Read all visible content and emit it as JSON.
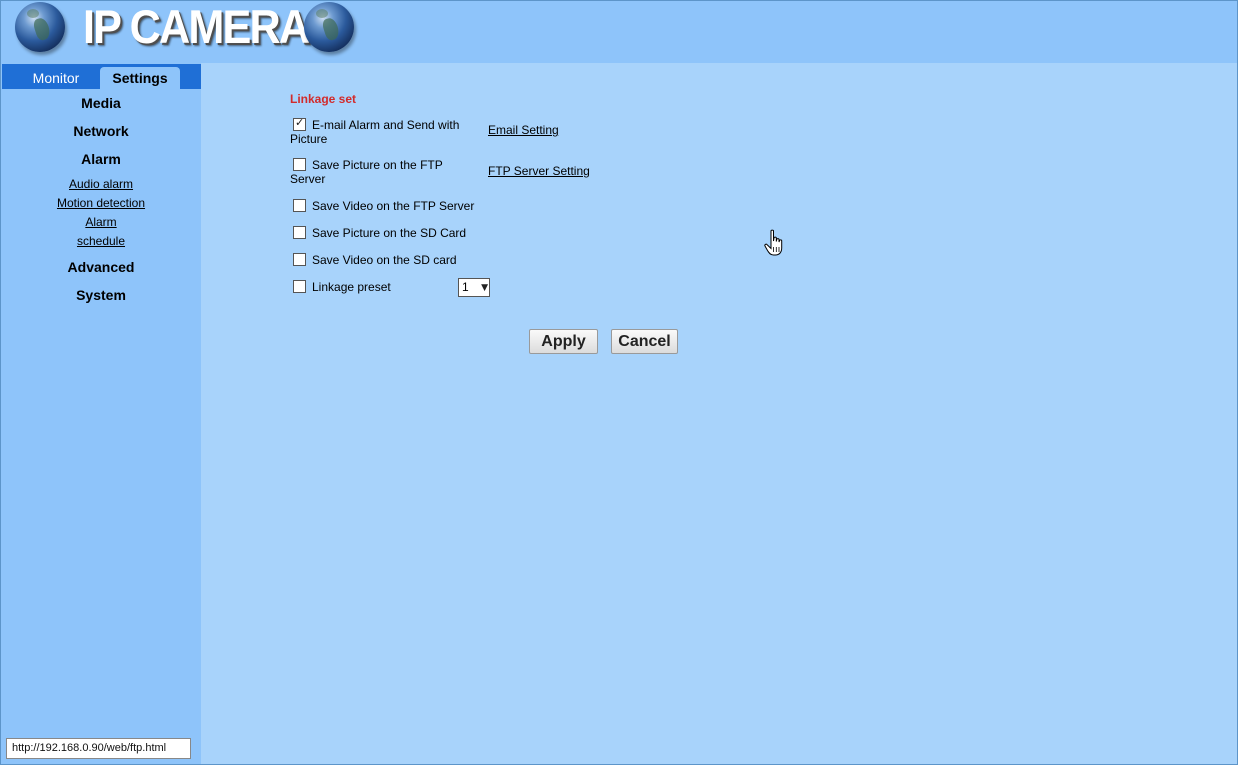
{
  "header": {
    "brand": "IP CAMERA",
    "left_icon": "globe-icon",
    "right_icon": "globe-icon"
  },
  "sidebar": {
    "tabs": [
      {
        "label": "Monitor",
        "active": false
      },
      {
        "label": "Settings",
        "active": true
      }
    ],
    "items": [
      {
        "label": "Media",
        "type": "main"
      },
      {
        "label": "Network",
        "type": "main"
      },
      {
        "label": "Alarm",
        "type": "main"
      },
      {
        "label": "Audio alarm",
        "type": "sub"
      },
      {
        "label": "Motion detection",
        "type": "sub"
      },
      {
        "label": "Alarm",
        "type": "sub"
      },
      {
        "label": "schedule",
        "type": "sub"
      },
      {
        "label": "Advanced",
        "type": "main"
      },
      {
        "label": "System",
        "type": "main"
      }
    ]
  },
  "main": {
    "section_title": "Linkage set",
    "options": [
      {
        "label_line1": "E-mail Alarm and Send with",
        "label_line2": "Picture",
        "checked": true
      },
      {
        "label_line1": "Save Picture on the FTP",
        "label_line2": "Server",
        "checked": false
      },
      {
        "label_line1": "Save Video on the FTP Server",
        "label_line2": "",
        "checked": false
      },
      {
        "label_line1": "Save Picture on the SD Card",
        "label_line2": "",
        "checked": false
      },
      {
        "label_line1": "Save Video on the SD card",
        "label_line2": "",
        "checked": false
      },
      {
        "label_line1": "Linkage preset",
        "label_line2": "",
        "checked": false
      }
    ],
    "links": {
      "email_setting": "Email Setting",
      "ftp_server_setting": "FTP Server Setting"
    },
    "preset_select": {
      "value": "1",
      "arrow_icon": "dropdown-arrow-icon"
    },
    "buttons": {
      "apply": "Apply",
      "cancel": "Cancel"
    },
    "cursor_icon": "hand-pointer-icon"
  },
  "statusbar": {
    "url": "http://192.168.0.90/web/ftp.html"
  },
  "colors": {
    "header_bg": "#8ec4fa",
    "content_bg": "#a8d3fb",
    "tab_bar_bg": "#1f6fd6",
    "section_title": "#d22b2b"
  }
}
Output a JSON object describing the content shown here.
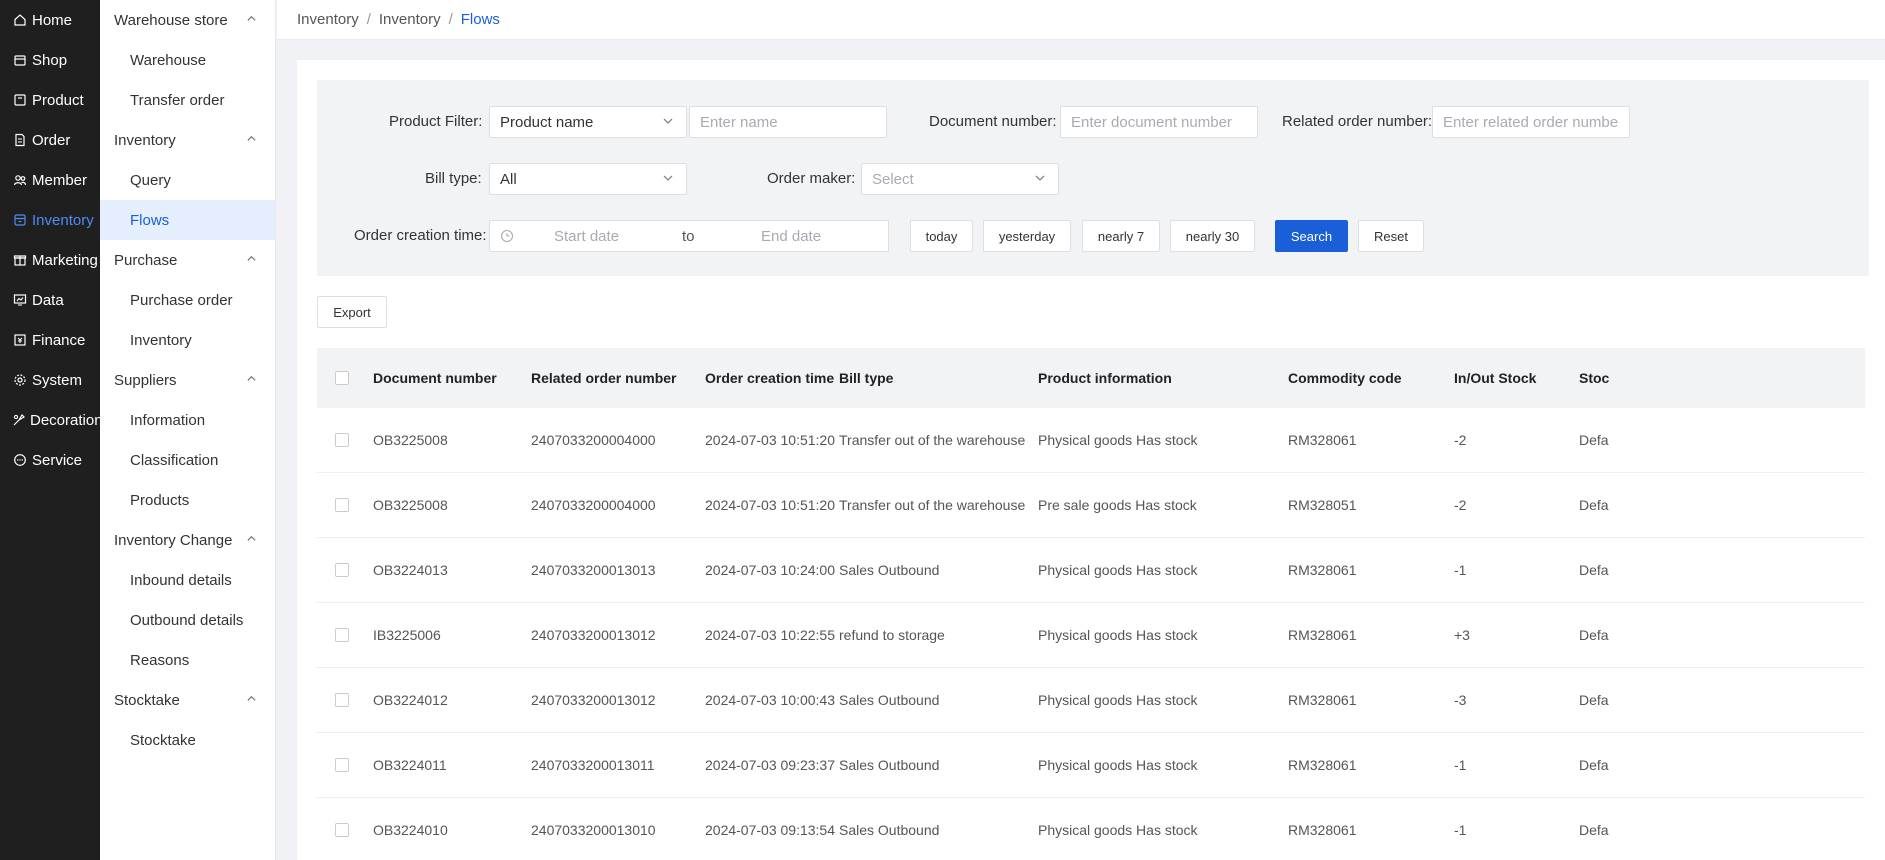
{
  "primary_nav": [
    {
      "label": "Home",
      "icon": "home-icon"
    },
    {
      "label": "Shop",
      "icon": "shop-icon"
    },
    {
      "label": "Product",
      "icon": "product-icon"
    },
    {
      "label": "Order",
      "icon": "order-icon"
    },
    {
      "label": "Member",
      "icon": "member-icon"
    },
    {
      "label": "Inventory",
      "icon": "inventory-icon"
    },
    {
      "label": "Marketing",
      "icon": "marketing-icon"
    },
    {
      "label": "Data",
      "icon": "data-icon"
    },
    {
      "label": "Finance",
      "icon": "finance-icon"
    },
    {
      "label": "System",
      "icon": "system-icon"
    },
    {
      "label": "Decoration",
      "icon": "decoration-icon"
    },
    {
      "label": "Service",
      "icon": "service-icon"
    }
  ],
  "secondary_nav": {
    "groups": [
      {
        "label": "Warehouse store",
        "items": [
          "Warehouse",
          "Transfer order"
        ]
      },
      {
        "label": "Inventory",
        "items": [
          "Query",
          "Flows"
        ]
      },
      {
        "label": "Purchase",
        "items": [
          "Purchase order",
          "Inventory"
        ]
      },
      {
        "label": "Suppliers",
        "items": [
          "Information",
          "Classification",
          "Products"
        ]
      },
      {
        "label": "Inventory Change",
        "items": [
          "Inbound details",
          "Outbound details",
          "Reasons"
        ]
      },
      {
        "label": "Stocktake",
        "items": [
          "Stocktake"
        ]
      }
    ],
    "active_item": "Flows"
  },
  "breadcrumb": [
    "Inventory",
    "Inventory",
    "Flows"
  ],
  "filters": {
    "product_filter_label": "Product Filter:",
    "product_filter_value": "Product name",
    "product_name_placeholder": "Enter name",
    "document_number_label": "Document number:",
    "document_number_placeholder": "Enter document number",
    "related_order_label": "Related order number:",
    "related_order_placeholder": "Enter related order numbe",
    "bill_type_label": "Bill type:",
    "bill_type_value": "All",
    "order_maker_label": "Order maker:",
    "order_maker_placeholder": "Select",
    "creation_time_label": "Order creation time:",
    "start_date_placeholder": "Start date",
    "date_separator": "to",
    "end_date_placeholder": "End date",
    "quick_dates": [
      "today",
      "yesterday",
      "nearly 7",
      "nearly 30"
    ],
    "search_label": "Search",
    "reset_label": "Reset"
  },
  "export_label": "Export",
  "table": {
    "columns": [
      "Document number",
      "Related order number",
      "Order creation time",
      "Bill type",
      "Product information",
      "Commodity code",
      "In/Out Stock",
      "Stoc"
    ],
    "rows": [
      [
        "OB3225008",
        "2407033200004000",
        "2024-07-03 10:51:20",
        "Transfer out of the warehouse",
        "Physical goods Has stock",
        "RM328061",
        "-2",
        "Defa"
      ],
      [
        "OB3225008",
        "2407033200004000",
        "2024-07-03 10:51:20",
        "Transfer out of the warehouse",
        "Pre sale goods Has stock",
        "RM328051",
        "-2",
        "Defa"
      ],
      [
        "OB3224013",
        "2407033200013013",
        "2024-07-03 10:24:00",
        "Sales Outbound",
        "Physical goods Has stock",
        "RM328061",
        "-1",
        "Defa"
      ],
      [
        "IB3225006",
        "2407033200013012",
        "2024-07-03 10:22:55",
        "refund to storage",
        "Physical goods Has stock",
        "RM328061",
        "+3",
        "Defa"
      ],
      [
        "OB3224012",
        "2407033200013012",
        "2024-07-03 10:00:43",
        "Sales Outbound",
        "Physical goods Has stock",
        "RM328061",
        "-3",
        "Defa"
      ],
      [
        "OB3224011",
        "2407033200013011",
        "2024-07-03 09:23:37",
        "Sales Outbound",
        "Physical goods Has stock",
        "RM328061",
        "-1",
        "Defa"
      ],
      [
        "OB3224010",
        "2407033200013010",
        "2024-07-03 09:13:54",
        "Sales Outbound",
        "Physical goods Has stock",
        "RM328061",
        "-1",
        "Defa"
      ]
    ]
  },
  "colors": {
    "accent": "#1a5fd8",
    "nav_bg": "#1f1f1f",
    "active_bg": "#e5eefc"
  }
}
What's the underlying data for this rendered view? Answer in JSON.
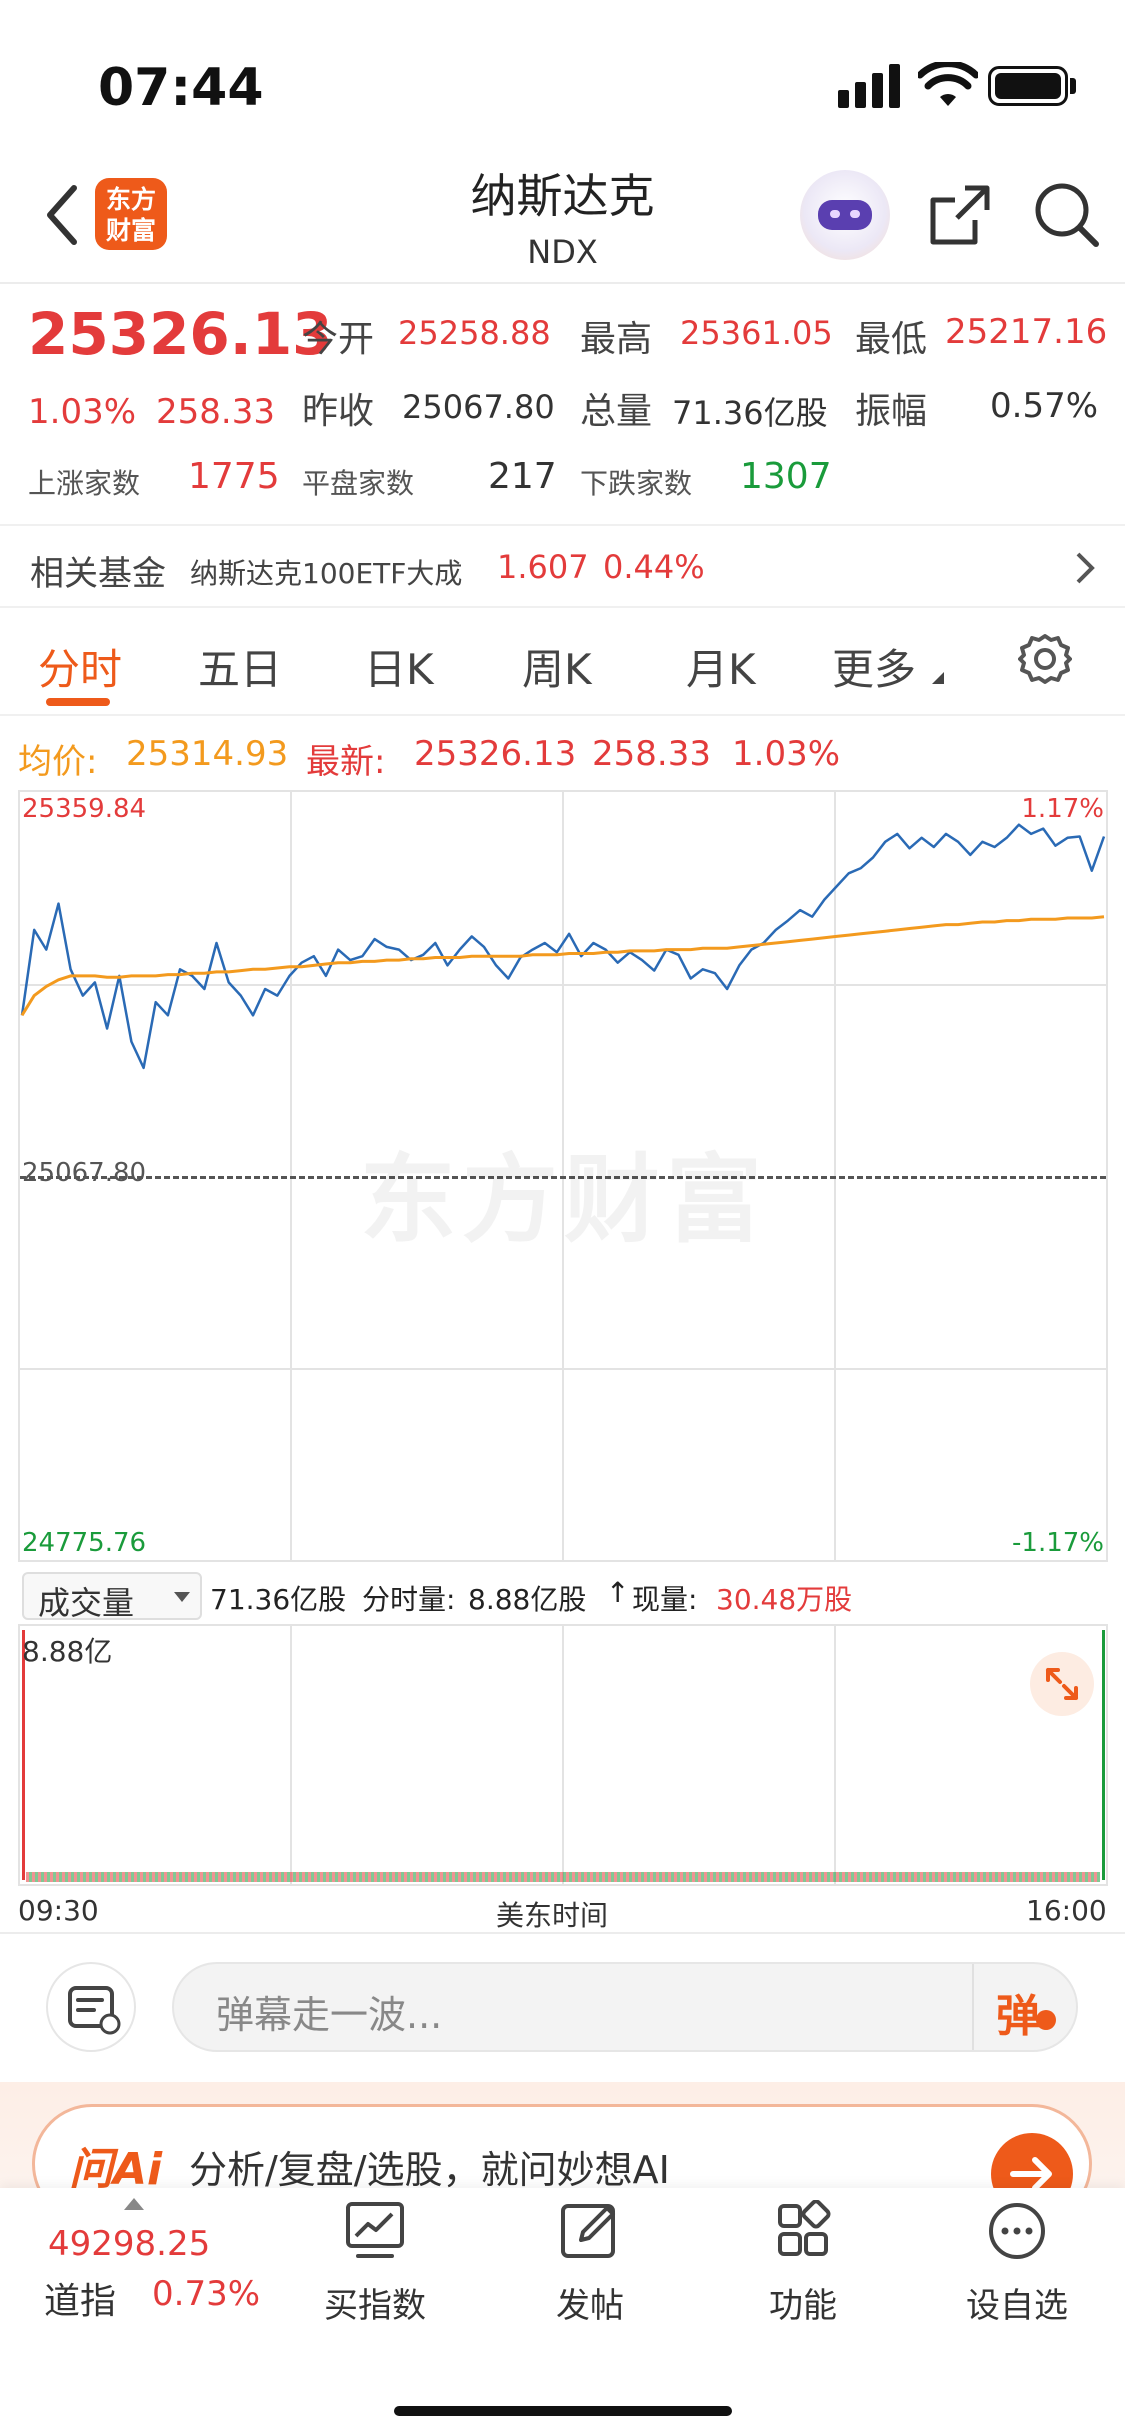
{
  "status_bar": {
    "time": "07:44"
  },
  "header": {
    "back_label": "‹",
    "logo_text_1": "东方",
    "logo_text_2": "财富",
    "title": "纳斯达克",
    "code": "NDX"
  },
  "quote": {
    "price": "25326.13",
    "change_pct": "1.03%",
    "change_abs": "258.33",
    "open_label": "今开",
    "open_value": "25258.88",
    "high_label": "最高",
    "high_value": "25361.05",
    "low_label": "最低",
    "low_value": "25217.16",
    "prev_close_label": "昨收",
    "prev_close_value": "25067.80",
    "volume_label": "总量",
    "volume_value": "71.36亿股",
    "amplitude_label": "振幅",
    "amplitude_value": "0.57%",
    "rise_label": "上涨家数",
    "rise_value": "1775",
    "flat_label": "平盘家数",
    "flat_value": "217",
    "fall_label": "下跌家数",
    "fall_value": "1307"
  },
  "fund_row": {
    "label": "相关基金",
    "name": "纳斯达克100ETF大成",
    "price": "1.607",
    "pct": "0.44%"
  },
  "tabs": [
    "分时",
    "五日",
    "日K",
    "周K",
    "月K",
    "更多"
  ],
  "chart_info": {
    "avg_label": "均价:",
    "avg_value": "25314.93",
    "latest_label": "最新:",
    "latest_value": "25326.13",
    "latest_change": "258.33",
    "latest_pct": "1.03%"
  },
  "chart_data": {
    "type": "line",
    "y_top_label": "25359.84",
    "y_mid_label": "25067.80",
    "y_bottom_label": "24775.76",
    "pct_top_label": "1.17%",
    "pct_bottom_label": "-1.17%",
    "ylim": [
      24775.76,
      25359.84
    ],
    "x_labels": [
      "09:30",
      "美东时间",
      "16:00"
    ],
    "watermark": "东方财富",
    "series": [
      {
        "values": [
          25190,
          25255,
          25240,
          25275,
          25225,
          25205,
          25215,
          25180,
          25220,
          25170,
          25150,
          25200,
          25190,
          25225,
          25220,
          25210,
          25245,
          25215,
          25205,
          25190,
          25210,
          25205,
          25220,
          25230,
          25235,
          25220,
          25240,
          25232,
          25235,
          25248,
          25242,
          25240,
          25232,
          25236,
          25245,
          25228,
          25240,
          25250,
          25242,
          25228,
          25218,
          25234,
          25240,
          25245,
          25238,
          25252,
          25235,
          25245,
          25240,
          25230,
          25238,
          25232,
          25224,
          25240,
          25236,
          25218,
          25225,
          25222,
          25210,
          25228,
          25240,
          25245,
          25255,
          25262,
          25270,
          25265,
          25278,
          25288,
          25298,
          25302,
          25310,
          25322,
          25328,
          25317,
          25325,
          25318,
          25328,
          25322,
          25312,
          25322,
          25318,
          25325,
          25335,
          25328,
          25332,
          25319,
          25325,
          25326,
          25300,
          25326
        ]
      },
      {
        "values": [
          25190,
          25205,
          25212,
          25217,
          25220,
          25220,
          25220,
          25219,
          25219,
          25220,
          25220,
          25220,
          25221,
          25221,
          25222,
          25222,
          25223,
          25223,
          25224,
          25225,
          25225,
          25226,
          25227,
          25227,
          25228,
          25229,
          25230,
          25230,
          25231,
          25231,
          25232,
          25232,
          25233,
          25233,
          25234,
          25234,
          25234,
          25235,
          25235,
          25235,
          25235,
          25235,
          25236,
          25236,
          25236,
          25237,
          25237,
          25237,
          25238,
          25238,
          25239,
          25239,
          25239,
          25240,
          25240,
          25240,
          25241,
          25241,
          25241,
          25242,
          25243,
          25244,
          25245,
          25246,
          25247,
          25248,
          25249,
          25250,
          25251,
          25252,
          25253,
          25254,
          25255,
          25256,
          25257,
          25258,
          25259,
          25259,
          25260,
          25261,
          25261,
          25262,
          25262,
          25263,
          25263,
          25263,
          25264,
          25264,
          25264,
          25265
        ]
      }
    ]
  },
  "volume_panel": {
    "selector_label": "成交量",
    "total": "71.36亿股",
    "period_label": "分时量:",
    "period_value": "8.88亿股",
    "arrow": "↑",
    "current_label": "现量:",
    "current_value": "30.48万股",
    "max_label": "8.88亿"
  },
  "comment": {
    "placeholder": "弹幕走一波...",
    "danmu_label": "弹"
  },
  "ai_banner": {
    "logo": "问Ai",
    "text": "分析/复盘/选股，就问妙想AI"
  },
  "bottom_nav": {
    "index_value": "49298.25",
    "index_name": "道指",
    "index_pct": "0.73%",
    "items": [
      "买指数",
      "发帖",
      "功能",
      "设自选"
    ]
  },
  "colors": {
    "up": "#e33b3b",
    "down": "#1a9b3b",
    "accent": "#ee5a1a",
    "line": "#2a6ab5",
    "avg": "#f39a1e"
  }
}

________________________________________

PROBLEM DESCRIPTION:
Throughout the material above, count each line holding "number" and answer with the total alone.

ANSWER FOR THIS EXERCISE:
5